What is a Lottery?


A lottery is a game of chance in which a person buys a ticket and has a chance to win a prize by matching the numbers drawn. The chances of winning vary depending on the number of tickets purchased. People can win a variety of prizes, from free movie tickets to houses and cars. Some states even offer college scholarships through a lottery. The origins of the lottery date back centuries, and they are a popular way for governments to raise money for projects without increasing taxes. In the United States, lotteries were first introduced by British colonists in 1612. They quickly spread across the country and became a common way to raise funds for towns, wars, and public-works projects.
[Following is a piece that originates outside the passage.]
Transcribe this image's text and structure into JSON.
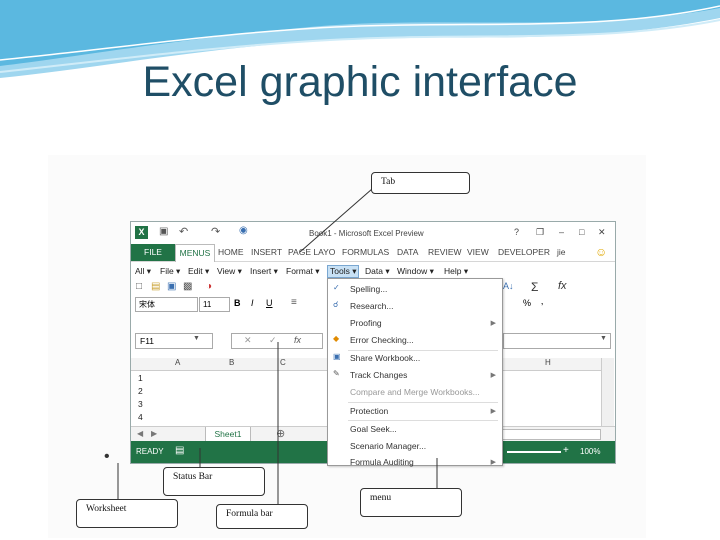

There are many different ways to play the lottery, including scratch cards and online games. Scratch cards are the most popular form of lottery, and they are available at most convenience stores, gas stations, restaurants, bars, and newsstands. Online lottery games are also becoming more popular, and they can be played at home or on the go using a smartphone. Many of these games feature popular brands such as Harley-Davidson motorcycles and football teams, and they offer big jackpots for small investments.

Lottery is a popular pastime for many people, and it can be a great way to make some extra cash. However, there are some things you should keep in mind when playing the lottery. One of the most important things is to understand the odds of winning. This will help you choose which tickets to purchase and avoid those with low odds of winning. It is also important to play responsibly, and never spend more than you can afford to lose.

In the United States, there are over 186,000 retailers that sell lottery tickets. Many of these retailers are convenience stores, but some are also grocery stores, service stations, banks, and bowling alleys. In addition, some nonprofit organizations and fraternal societies sell lottery tickets. Many of these retailers offer discounts for veterans and other groups.

The term “lottery” derives from the Dutch word lot, meaning fate or destiny. It is believed to be a portmanteau of the words “fate” and “play.” The word has been used in English since the mid-seventeenth century, when it began appearing in newspapers. In the seventeenth century, the lottery became a popular source of state revenue, and the first American national lottery was established in 1706. Today, there are more than 40 states that sponsor a lottery. The lottery is also a popular fundraising activity for charities and educational institutions. In Canada, the practice of selling lottery tickets was legalized in 1967, when the federal Liberal government introduced an omnibus bill that amended outdated laws. The bill included a provision to permit the sale of lottery tickets in the provinces. The lottery industry is growing rapidly, and the Canadian government plans to increase the number of states that participate in the game.